◆ Prompt: From the listing below, return each line that includes "Symbol".

··· Records for this exercise

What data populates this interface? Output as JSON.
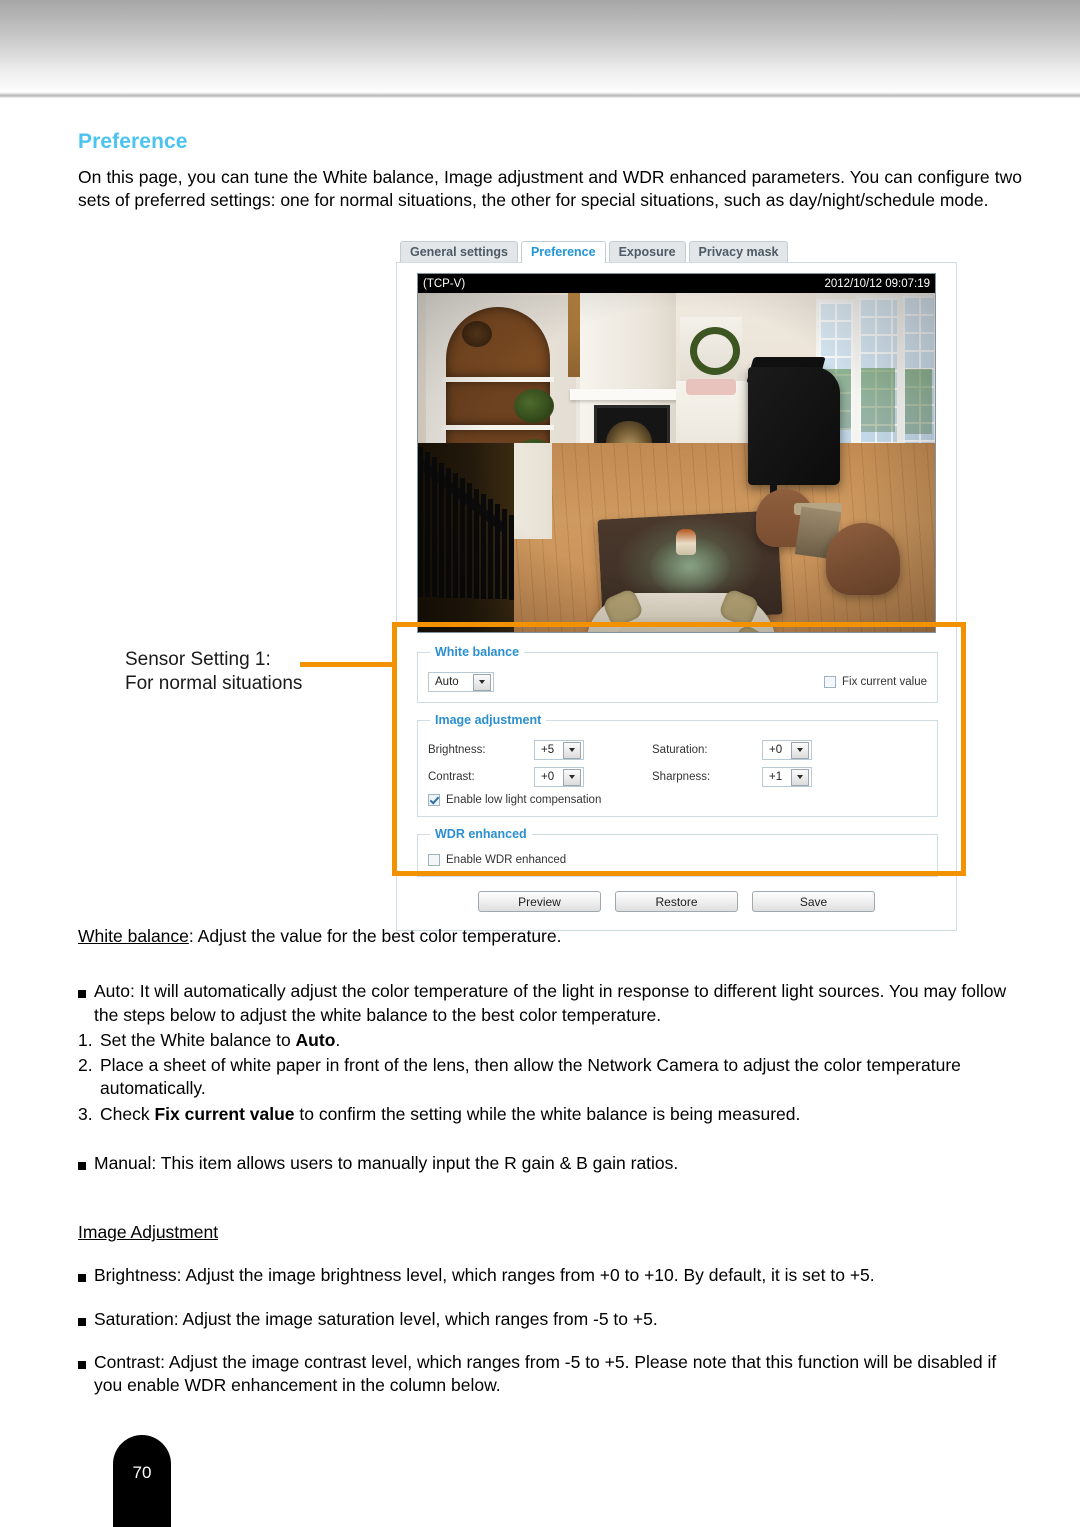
{
  "page": {
    "number": "70"
  },
  "section": {
    "title": "Preference",
    "intro": "On this page, you can tune the White balance, Image adjustment and WDR enhanced parameters. You can configure two sets of preferred settings: one for normal situations, the other for special situations, such as day/night/schedule mode."
  },
  "annotation": {
    "line1": "Sensor Setting 1:",
    "line2": "For normal situations",
    "accent_color": "#f39200"
  },
  "ui": {
    "tabs": [
      {
        "label": "General settings",
        "active": false
      },
      {
        "label": "Preference",
        "active": true
      },
      {
        "label": "Exposure",
        "active": false
      },
      {
        "label": "Privacy mask",
        "active": false
      }
    ],
    "video": {
      "osd_left": "(TCP-V)",
      "osd_right": "2012/10/12 09:07:19"
    },
    "white_balance": {
      "legend": "White balance",
      "mode_value": "Auto",
      "fix_current_value_label": "Fix current value",
      "fix_current_value_checked": false
    },
    "image_adjustment": {
      "legend": "Image adjustment",
      "brightness_label": "Brightness:",
      "brightness_value": "+5",
      "contrast_label": "Contrast:",
      "contrast_value": "+0",
      "saturation_label": "Saturation:",
      "saturation_value": "+0",
      "sharpness_label": "Sharpness:",
      "sharpness_value": "+1",
      "low_light_label": "Enable low light compensation",
      "low_light_checked": true
    },
    "wdr": {
      "legend": "WDR enhanced",
      "enable_label": "Enable WDR enhanced",
      "enable_checked": false
    },
    "buttons": {
      "preview": "Preview",
      "restore": "Restore",
      "save": "Save"
    }
  },
  "body": {
    "wb_lead": "White balance",
    "wb_rest": ": Adjust the value for the best color temperature.",
    "auto_bullet": "Auto: It will automatically adjust the color temperature of the light in response to different light sources. You may follow the steps below to adjust the white balance to the best color temperature.",
    "step1_num": "1.",
    "step1_a": "Set the White balance to ",
    "step1_b": "Auto",
    "step1_c": ".",
    "step2_num": "2.",
    "step2": "Place a sheet of white paper in front of the lens, then allow the Network Camera to adjust the color temperature automatically.",
    "step3_num": "3.",
    "step3_a": "Check ",
    "step3_b": "Fix current value",
    "step3_c": " to confirm the setting while the white balance is being measured.",
    "manual_bullet": "Manual: This item allows users to manually input the R gain & B gain ratios.",
    "image_adjustment_head": "Image Adjustment",
    "brightness_bullet": "Brightness: Adjust the image brightness level, which ranges from +0 to +10. By default, it is set to +5.",
    "saturation_bullet": "Saturation: Adjust the image saturation level, which ranges from -5 to +5.",
    "contrast_bullet": "Contrast: Adjust the image contrast level, which ranges from -5 to +5. Please note that this function will be disabled if you enable WDR enhancement in the column below."
  }
}
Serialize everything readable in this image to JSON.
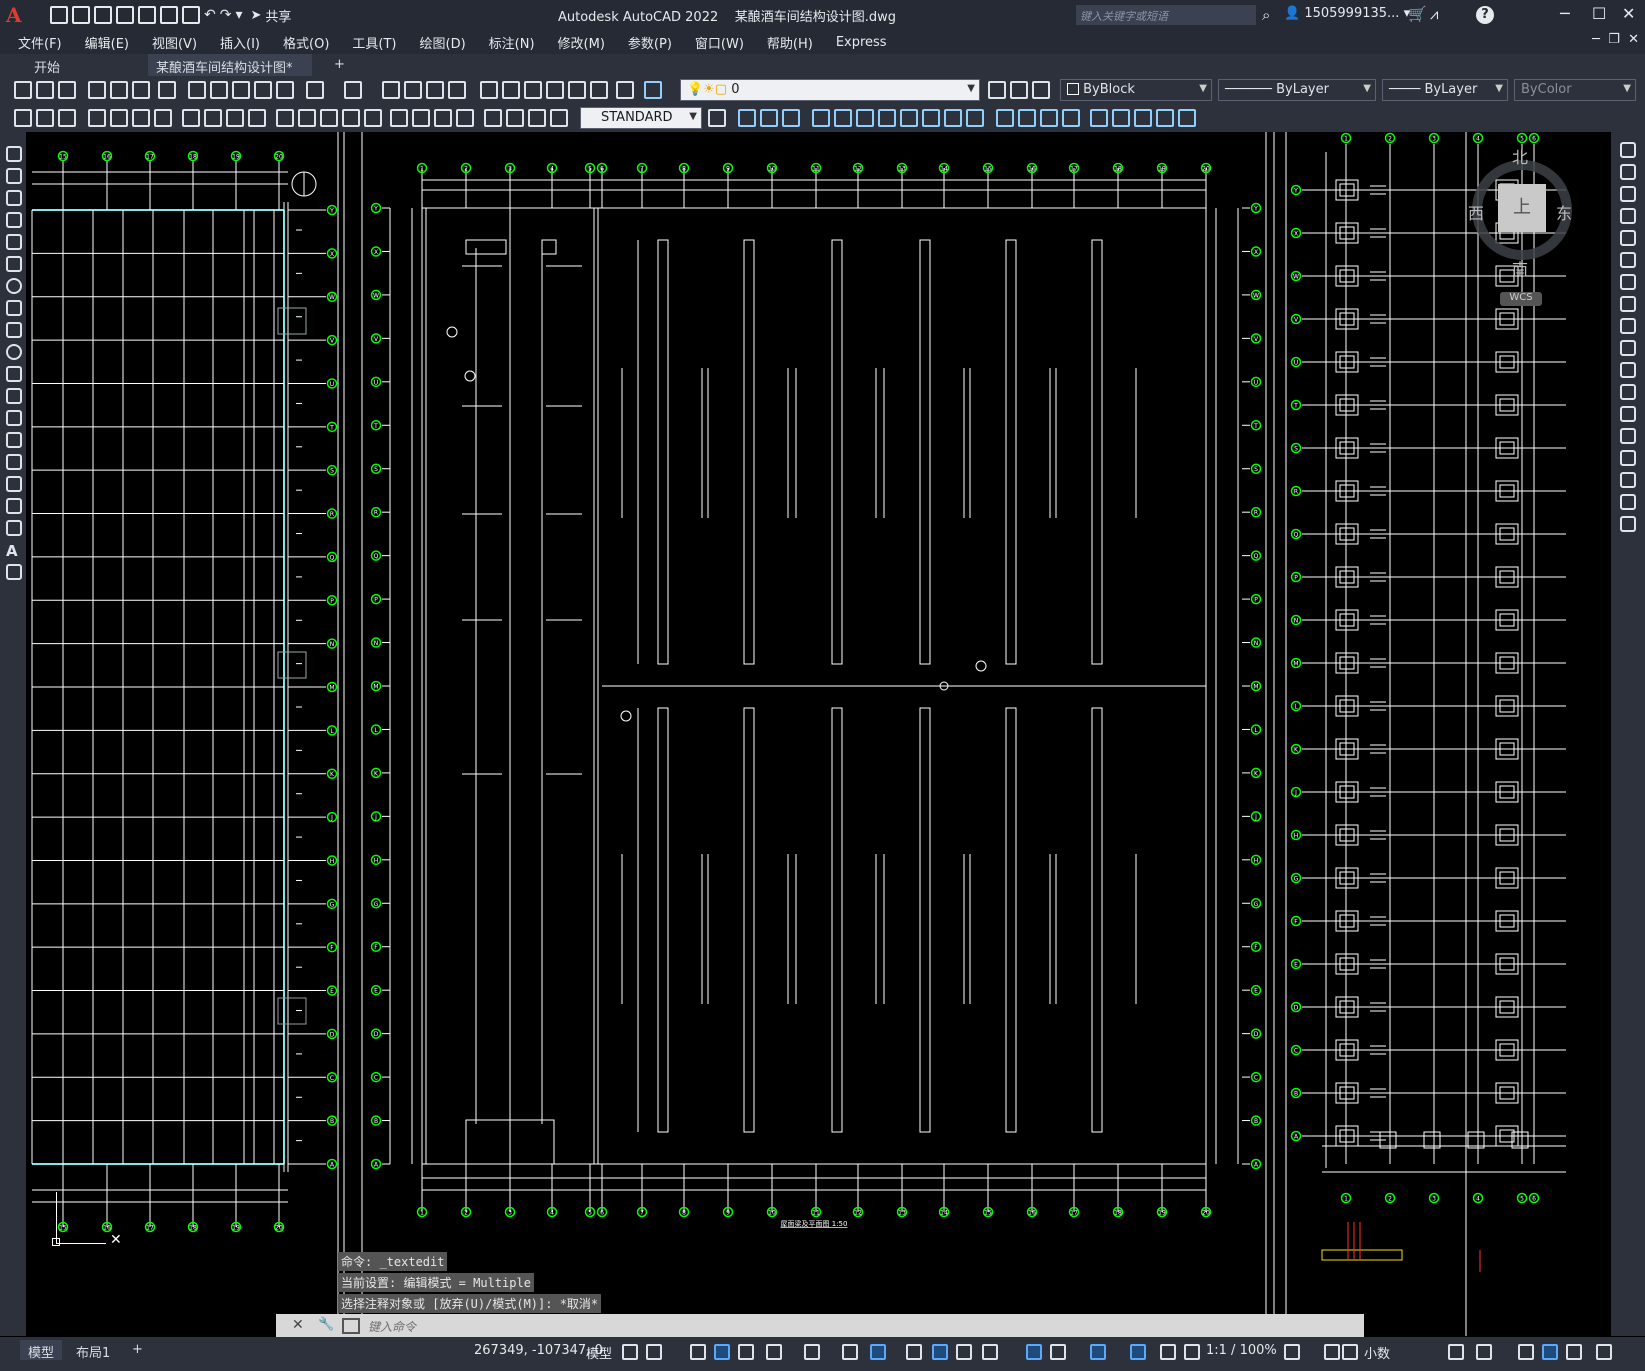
{
  "app": {
    "title": "Autodesk AutoCAD 2022",
    "file": "某酿酒车间结构设计图.dwg",
    "logo": "A",
    "share_label": "共享",
    "search_placeholder": "键入关键字或短语",
    "user": "1505999135...",
    "help": "?"
  },
  "menu": [
    "文件(F)",
    "编辑(E)",
    "视图(V)",
    "插入(I)",
    "格式(O)",
    "工具(T)",
    "绘图(D)",
    "标注(N)",
    "修改(M)",
    "参数(P)",
    "窗口(W)",
    "帮助(H)",
    "Express"
  ],
  "tabs": {
    "start": "开始",
    "drawing": "某酿酒车间结构设计图*",
    "close": "✕",
    "add": "+"
  },
  "toolbar": {
    "layer_value": "0",
    "color_value": "ByBlock",
    "linetype_value": "ByLayer",
    "lineweight_value": "ByLayer",
    "plotstyle_value": "ByColor",
    "textstyle_value": "STANDARD"
  },
  "viewcube": {
    "north": "北",
    "south": "南",
    "west": "西",
    "east": "东",
    "top": "上",
    "wcs": "WCS"
  },
  "drawing": {
    "caption": "屋面梁及平面图 1:50",
    "row_labels": [
      "Y",
      "X",
      "W",
      "V",
      "U",
      "T",
      "S",
      "R",
      "Q",
      "P",
      "N",
      "M",
      "L",
      "K",
      "J",
      "H",
      "G",
      "F",
      "E",
      "D",
      "C",
      "B",
      "A"
    ],
    "col_labels_mid": [
      "1",
      "2",
      "3",
      "4",
      "5",
      "6",
      "7",
      "8",
      "9",
      "10",
      "11",
      "12",
      "13",
      "14",
      "15",
      "16",
      "17",
      "18",
      "19",
      "20"
    ],
    "col_labels_left": [
      "15",
      "16",
      "17",
      "18",
      "19",
      "20"
    ],
    "col_labels_right": [
      "1",
      "2",
      "3",
      "4",
      "5",
      "6"
    ]
  },
  "command": {
    "history": [
      "命令: _textedit",
      "当前设置: 编辑模式 = Multiple",
      "选择注释对象或 [放弃(U)/模式(M)]: *取消*"
    ],
    "placeholder": "键入命令"
  },
  "status": {
    "model_tab": "模型",
    "layout_tab": "布局1",
    "add_tab": "+",
    "coords": "267349, -107347, 0",
    "space": "模型",
    "scale": "1:1 / 100%",
    "units": "小数"
  },
  "colors": {
    "background": "#000000",
    "chrome": "#2c313c",
    "titlebar": "#252a35",
    "bubble": "#00ff00",
    "line": "#ffffff",
    "highlight": "#00cccc"
  }
}
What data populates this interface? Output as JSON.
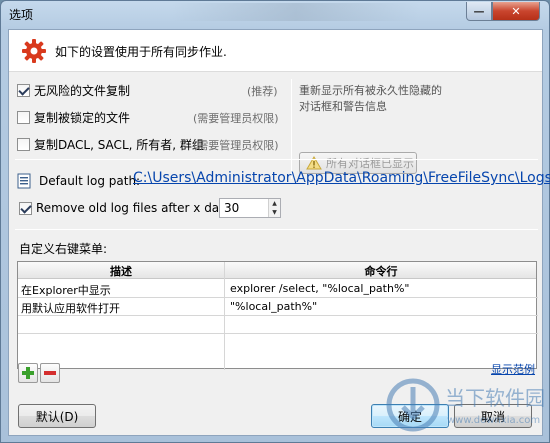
{
  "window": {
    "title": "选项",
    "minimize_label": "—",
    "close_label": "✕"
  },
  "header": {
    "text": "如下的设置使用于所有同步作业."
  },
  "options": [
    {
      "label": "无风险的文件复制",
      "hint": "(推荐)",
      "checked": true
    },
    {
      "label": "复制被锁定的文件",
      "hint": "(需要管理员权限)",
      "checked": false
    },
    {
      "label": "复制DACL, SACL, 所有者, 群组",
      "hint": "(需要管理员权限)",
      "checked": false
    }
  ],
  "restore": {
    "line1": "重新显示所有被永久性隐藏的",
    "line2": "对话框和警告信息",
    "button_label": "所有对话框已显示"
  },
  "log": {
    "label": "Default log path:",
    "path": "C:\\Users\\Administrator\\AppData\\Roaming\\FreeFileSync\\Logs"
  },
  "remove_old": {
    "label": "Remove old log files after x days:",
    "checked": true,
    "value": "30"
  },
  "context_menu": {
    "label": "自定义右键菜单:",
    "columns": [
      "描述",
      "命令行"
    ],
    "rows": [
      {
        "desc": "在Explorer中显示",
        "cmd": "explorer /select, \"%local_path%\""
      },
      {
        "desc": "用默认应用软件打开",
        "cmd": "\"%local_path%\""
      }
    ],
    "show_examples": "显示范例"
  },
  "buttons": {
    "default": "默认(D)",
    "ok": "确定",
    "cancel": "取消"
  },
  "watermark": {
    "text": "当下软件园",
    "sub": "www.downxia.com"
  },
  "colors": {
    "link": "#0645ad",
    "title_bar": "#b4cbe2",
    "close": "#c9452e",
    "plus": "#3aa02c",
    "minus": "#d42e2e"
  }
}
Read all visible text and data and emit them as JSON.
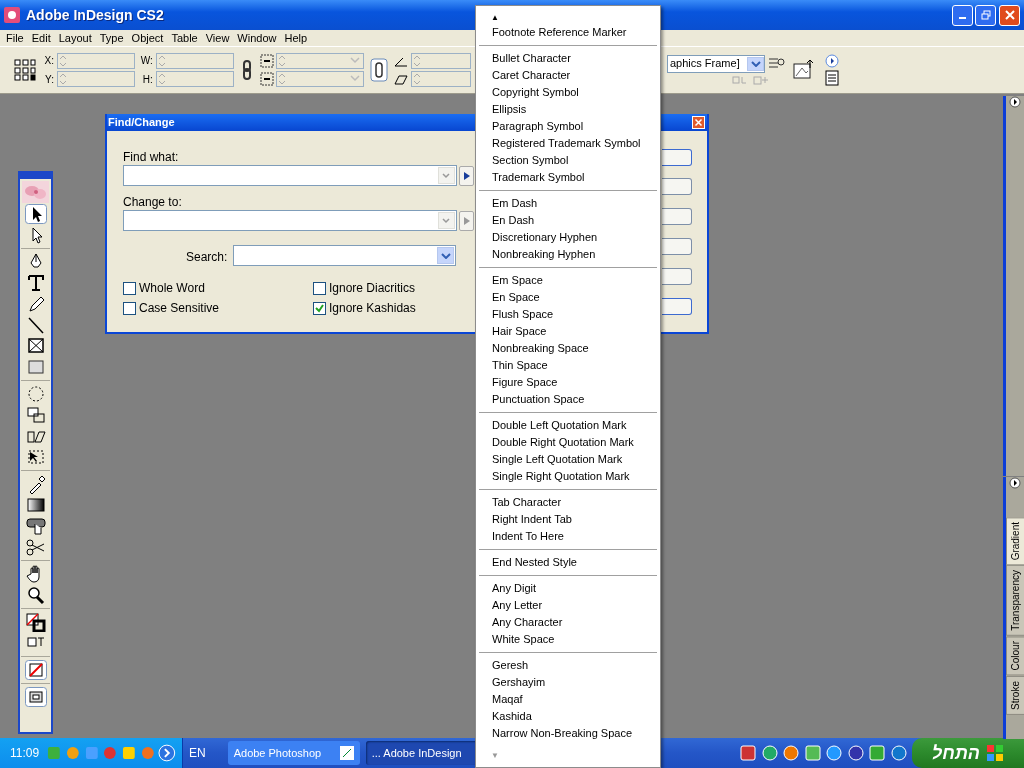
{
  "window": {
    "title": "Adobe InDesign CS2"
  },
  "menu_bar": [
    "File",
    "Edit",
    "Layout",
    "Type",
    "Object",
    "Table",
    "View",
    "Window",
    "Help"
  ],
  "control_panel": {
    "labels": [
      "X:",
      "Y:",
      "W:",
      "H:"
    ],
    "object_style": "aphics Frame]"
  },
  "find_change": {
    "title": "Find/Change",
    "find_label": "Find what:",
    "change_label": "Change to:",
    "search_label": "Search:",
    "options": [
      {
        "label": "Whole Word",
        "checked": false
      },
      {
        "label": "Ignore Diacritics",
        "checked": false
      },
      {
        "label": "Case Sensitive",
        "checked": false
      },
      {
        "label": "Ignore Kashidas",
        "checked": true
      }
    ]
  },
  "special_menu": {
    "scroll_up": "▲",
    "scroll_down": "▼",
    "groups": [
      [
        "Footnote Reference Marker"
      ],
      [
        "Bullet Character",
        "Caret Character",
        "Copyright Symbol",
        "Ellipsis",
        "Paragraph Symbol",
        "Registered Trademark Symbol",
        "Section Symbol",
        "Trademark Symbol"
      ],
      [
        "Em Dash",
        "En Dash",
        "Discretionary Hyphen",
        "Nonbreaking Hyphen"
      ],
      [
        "Em Space",
        "En Space",
        "Flush Space",
        "Hair Space",
        "Nonbreaking Space",
        "Thin Space",
        "Figure Space",
        "Punctuation Space"
      ],
      [
        "Double Left Quotation Mark",
        "Double Right Quotation Mark",
        "Single Left Quotation Mark",
        "Single Right Quotation Mark"
      ],
      [
        "Tab Character",
        "Right Indent Tab",
        "Indent To Here"
      ],
      [
        "End Nested Style"
      ],
      [
        "Any Digit",
        "Any Letter",
        "Any Character",
        "White Space"
      ],
      [
        "Geresh",
        "Gershayim",
        "Maqaf",
        "Kashida",
        "Narrow Non-Breaking Space"
      ]
    ]
  },
  "panel_tabs": [
    {
      "label": "Gradient",
      "selected": true
    },
    {
      "label": "Transparency",
      "selected": false
    },
    {
      "label": "Colour",
      "selected": false
    },
    {
      "label": "Stroke",
      "selected": false
    }
  ],
  "taskbar": {
    "clock": "11:09",
    "language": "EN",
    "tasks": [
      {
        "label": "Adobe Photoshop",
        "selected": false
      },
      {
        "label": "... Adobe InDesign",
        "selected": true
      }
    ],
    "start": "התחל"
  }
}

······

◆ Task response:
        "Copyright Symbol",
        "Paragraph Symbol",
        "Registered Trademark Symbol",
        "Section Symbol",
        "Trademark Symbol"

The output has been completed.